Quantcast

UTLA responds to reopening schools

Says additional resources needed

OW Staff Writer | 6/11/2020, midnight
The United Teachers of Los Angeles recently issued a statement responding to..

The United Teachers of Los Angeles recently issued a statement responding to issued guidelines. The labor union statement follows:

“Any state and county guidance is only a framework — every school district will develop its own plan. That is why reopening schools must be bargained with UTLA. And it’s why we are surveying our members on their priorities; working closely with parent, youth, and community organizations on their priorities; and then taking these priorities into that bargaining.

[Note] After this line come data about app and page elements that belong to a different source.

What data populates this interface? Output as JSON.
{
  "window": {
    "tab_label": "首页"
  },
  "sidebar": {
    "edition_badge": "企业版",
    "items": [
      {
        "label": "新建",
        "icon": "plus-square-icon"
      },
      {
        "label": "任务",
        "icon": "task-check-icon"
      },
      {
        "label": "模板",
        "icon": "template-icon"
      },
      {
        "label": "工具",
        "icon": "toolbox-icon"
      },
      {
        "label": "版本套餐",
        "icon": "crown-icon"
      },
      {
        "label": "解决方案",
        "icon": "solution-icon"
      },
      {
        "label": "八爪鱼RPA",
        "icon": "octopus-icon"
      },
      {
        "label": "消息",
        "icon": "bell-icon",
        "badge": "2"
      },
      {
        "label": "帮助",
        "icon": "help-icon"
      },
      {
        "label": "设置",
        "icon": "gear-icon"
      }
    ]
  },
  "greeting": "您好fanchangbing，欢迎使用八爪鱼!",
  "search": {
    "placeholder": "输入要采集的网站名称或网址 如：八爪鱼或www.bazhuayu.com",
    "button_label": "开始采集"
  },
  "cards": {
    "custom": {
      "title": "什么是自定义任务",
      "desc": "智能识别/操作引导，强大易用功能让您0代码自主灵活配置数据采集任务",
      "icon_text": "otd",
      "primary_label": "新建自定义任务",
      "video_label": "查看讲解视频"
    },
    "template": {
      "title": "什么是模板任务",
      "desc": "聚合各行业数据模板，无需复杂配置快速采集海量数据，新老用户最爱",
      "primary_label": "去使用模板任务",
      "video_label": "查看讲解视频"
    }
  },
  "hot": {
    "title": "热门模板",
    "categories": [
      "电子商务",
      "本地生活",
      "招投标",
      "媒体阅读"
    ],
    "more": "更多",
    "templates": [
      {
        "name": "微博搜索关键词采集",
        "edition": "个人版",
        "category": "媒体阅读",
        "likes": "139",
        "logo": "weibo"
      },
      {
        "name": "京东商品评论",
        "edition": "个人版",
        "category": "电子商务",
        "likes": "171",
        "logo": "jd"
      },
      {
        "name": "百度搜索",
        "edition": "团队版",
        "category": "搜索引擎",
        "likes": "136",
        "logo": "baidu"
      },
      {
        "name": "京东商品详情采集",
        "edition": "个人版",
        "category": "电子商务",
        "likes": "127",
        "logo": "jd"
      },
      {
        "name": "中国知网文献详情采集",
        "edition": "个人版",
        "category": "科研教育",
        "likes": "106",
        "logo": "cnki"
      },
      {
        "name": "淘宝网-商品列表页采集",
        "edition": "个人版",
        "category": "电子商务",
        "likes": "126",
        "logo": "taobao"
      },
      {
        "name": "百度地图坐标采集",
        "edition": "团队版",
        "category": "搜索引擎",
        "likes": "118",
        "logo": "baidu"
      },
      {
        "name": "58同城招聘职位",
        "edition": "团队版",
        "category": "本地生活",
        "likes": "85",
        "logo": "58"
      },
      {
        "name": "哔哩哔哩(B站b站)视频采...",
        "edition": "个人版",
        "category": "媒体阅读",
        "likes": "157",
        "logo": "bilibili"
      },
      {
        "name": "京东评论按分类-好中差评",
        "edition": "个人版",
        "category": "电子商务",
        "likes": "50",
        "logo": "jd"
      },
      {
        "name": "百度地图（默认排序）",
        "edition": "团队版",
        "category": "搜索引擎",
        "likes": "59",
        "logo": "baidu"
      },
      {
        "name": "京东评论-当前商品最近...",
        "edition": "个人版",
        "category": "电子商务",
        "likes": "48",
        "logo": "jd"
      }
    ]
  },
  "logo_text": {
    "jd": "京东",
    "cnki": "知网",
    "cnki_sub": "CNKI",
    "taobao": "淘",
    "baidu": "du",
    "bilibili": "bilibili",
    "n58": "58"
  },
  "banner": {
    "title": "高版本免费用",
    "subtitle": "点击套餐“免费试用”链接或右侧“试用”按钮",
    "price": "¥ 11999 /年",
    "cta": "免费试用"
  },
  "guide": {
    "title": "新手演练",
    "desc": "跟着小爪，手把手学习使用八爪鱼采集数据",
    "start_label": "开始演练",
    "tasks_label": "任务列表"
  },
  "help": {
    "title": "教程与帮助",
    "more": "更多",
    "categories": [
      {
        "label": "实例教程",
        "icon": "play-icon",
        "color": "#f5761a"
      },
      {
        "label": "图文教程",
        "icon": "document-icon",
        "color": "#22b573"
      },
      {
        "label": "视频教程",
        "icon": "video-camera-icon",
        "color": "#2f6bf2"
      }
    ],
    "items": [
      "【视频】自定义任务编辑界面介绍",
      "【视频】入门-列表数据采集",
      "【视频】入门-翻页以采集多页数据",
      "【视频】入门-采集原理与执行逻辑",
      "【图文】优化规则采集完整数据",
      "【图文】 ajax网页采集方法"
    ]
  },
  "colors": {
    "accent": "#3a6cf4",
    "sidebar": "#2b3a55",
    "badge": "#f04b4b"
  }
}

“Educators want more than anything to be back in schools with our students, whom we love. But, we also understand deeply that the only way this can happen is if schools are healthy, safe, and improved. The status quo will not be enough to safeguard students and educators alike.

“UTLA is fighting against proposed budget cuts and for increased funding essential to guarantee a safe return to schools. A healthy, safe reopening cannot happen amidst budget cuts. That is a fantasy. We are fighting the proposed $13 billion in budget cuts.

“There is no vision for a safe reopening that does not involve additional resources for schools — resources to implement social distancing and other safety guidelines and funding for the additional supports our students need in the wake of this crisis, including increased mental health support.

“We know that the health and safety of our communities depends on getting the reopening right. We can’t underestimate the challenge of opening schools in a way that protects students and staff and prevents children from becoming carriers for infection in their own families. This is especially critical in LA, with our students living with so many of the equity issues that coronavirus has laid bare: students in high-density living situations with multigenerational families; the disproportionate exposure and death rates among communities of color, especially Pacific Islander and Black communities; and a lack of accessibility to healthcare. We also know that, as various sectors reopen for business, parents and guardians will return to work and will not have the choice that others have to keep their children at home safely.

“We are also clear that a reopening and improvement plan must extend to our communities. Our students are shaped by all aspects of their lives. The reopening of schools must be coordinat